A decline in interest in science and the development of negative attitudes toward it typically occur between the third and eighth grades. These are the critical years for inspiring interest, building basic skills, and avoiding premature burning of bridges. High school is the time to begin focusing more on specific content and future career options.
Applications and hands-on activities are the keys to generating interest and promoting learning! The traditional approach of teaching theory first and applications later is fundamentally non-motivational. Applications that are interesting and relevant to the students, as opposed to things that you and your professional peers find interesting, provide the hook to stimulate interest in principles. If you or the teacher wants to arouse students' interest, start with an exciting activity or demonstration.
In addition, programs that involve students doing hands-on activities are far superior to those in which adults merely show them things or, worse yet, just talk to them. And hands-on activities in which students discover things for themselves are the highest-quality learning experiences. Students forget most of the things their teachers tell them. But when adults lead young people in experiences where they wrestle with an interesting personal observation and then figure it out "by themselves" — those things are remembered forever. Seek to be more of a guide to discovery than a conveyor of information and a provider of answers.Science process is at least as important as science content. Students need to be immersed in examining information, developing hypotheses, proposing critical experiments, making observations, collecting data, testing ideas, and developing logical conclusions. These elements should be woven into every content area. If students fail to develop these scientific "habits of the mind" they will become adults whose decisions and positions will be easily swayed by slick advertising or emotional appeals.
An increasing number of children are carrying a lot of heavy personal baggage with them.

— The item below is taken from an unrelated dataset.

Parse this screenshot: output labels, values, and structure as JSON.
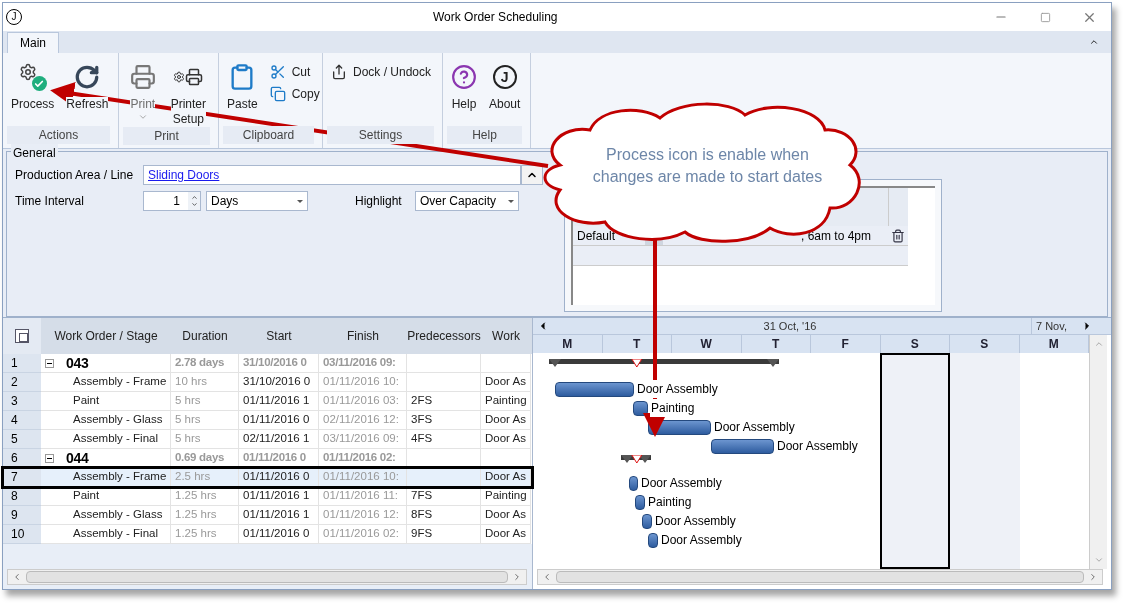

Things like family disputes and break-ups; substance abuse (by either themselves or their family members); families with little commitment to the importance of education; inadequate or improper food, clothing, or parental support; self-doubts; and the need to impress peers (particularly in the middle school years) weigh heavily on far more youngsters than you might like to believe. Sensitivity to such problems is a valuable asset.